The situation’s broad outlines bear similarities to the structure of class and race in early America, prior to the advent of slavery. In colonial times, wealth defined class. You were either part of the planter aristocracy, which owned land, or part of the indentured servant class, which worked for the planter aristocracy. You might think that indentured servants were bonded regardless of race, since they were allied against the harsh working conditions imposed on them by planters. And for a time, at least, that was true.

“Before the invention of the Negro or the white man or the words and concepts to describe them,” the historian Lerone Bennett Jr. has written, “the Colonial population consisted largely of a great mass of white and black [and native] bondsmen, who occupied roughly the same economic category and were treated with equal contempt by the lords of the plantations and legislatures.”

Court records, church rosters and marriage certificates provide some evidence of wide bonds of solidarity between the first generation of Black and white indentured servants in America. They labored together, intermarried, shared similar aspirations and grievances against the planters and even ran away together. Some historians have suggested that it proved difficult for planters to teach their white indentured servants to worship their skin color.

But by the middle of the 17th century, within a generation of the arrival of the first Africans in America, that all changed. The lords of the legislature, who were planters themselves, enacted laws against intermarriage, meted out harsher punishment for Blacks accused of the same transgressions as whites and extended indentured servitude to lifetime servitude, and ultimately to slavery.

The message was pretty clear: You may not be as good as us (class) but at least we’ve allowed you to be better off than them (race). And that formula, which first carves American society across class lines, then further carves it based on race, has been in use and in place ever since. It’s a tried and tested way of keeping the 1% in power while setting the 99% at odds with each other based on race.

This intersection of class and race is most likely a major reason why UW Black campus police officers encountered the “unbearable” racism that caused them to sue.
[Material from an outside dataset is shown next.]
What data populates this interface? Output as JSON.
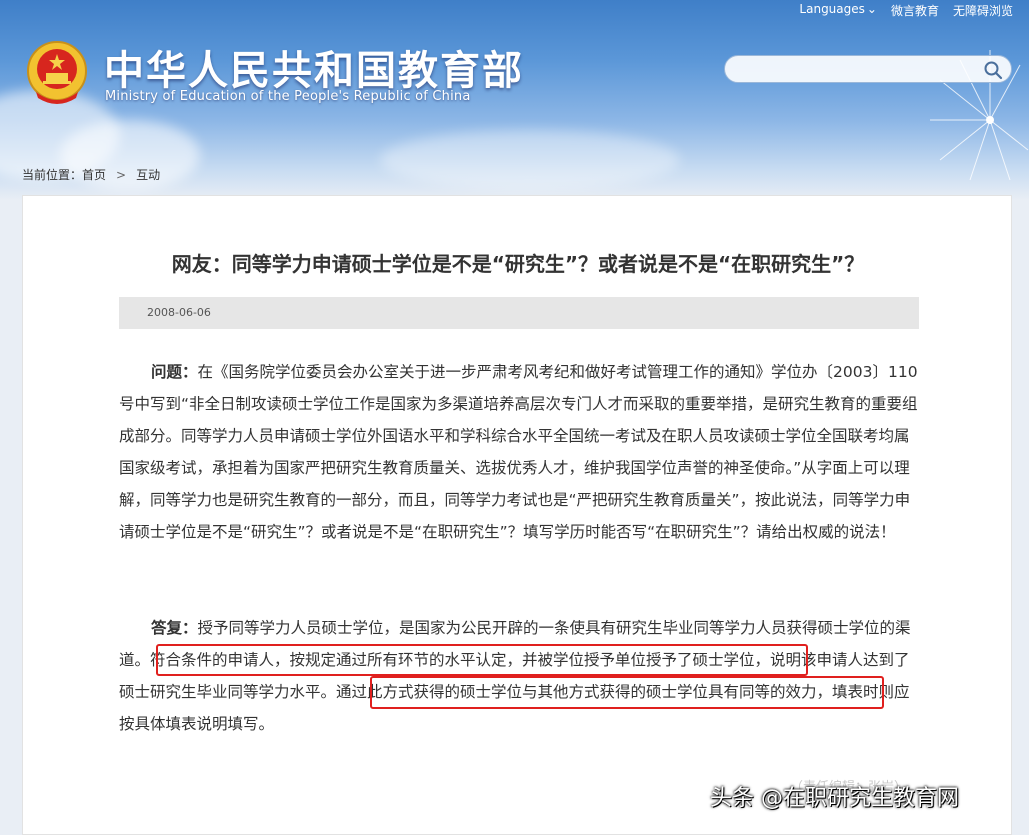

Black and white campus police officers occupy roughly the same economic category as each other, and are similarly viewed as different from the rest of a college campus for being on the other side of the academic/nonacademic divide. Yet white campus police officers made clear their superior (“at least I’m better off than you”) status by directing racial animosity at their Black colleagues.

Racism began as a choice in America, one that for most now seems the way it’s always been. UW can choose to change this, at least on its campuses. It can settle with the officers involved, and enforce the same set of rules that govern diversity, equity and inclusion on the academic side of campus on the nonacademic side as well. The intersection of race and class is not set in stone. It can, and needs to be, dismantled. 

About the Authors & Contributors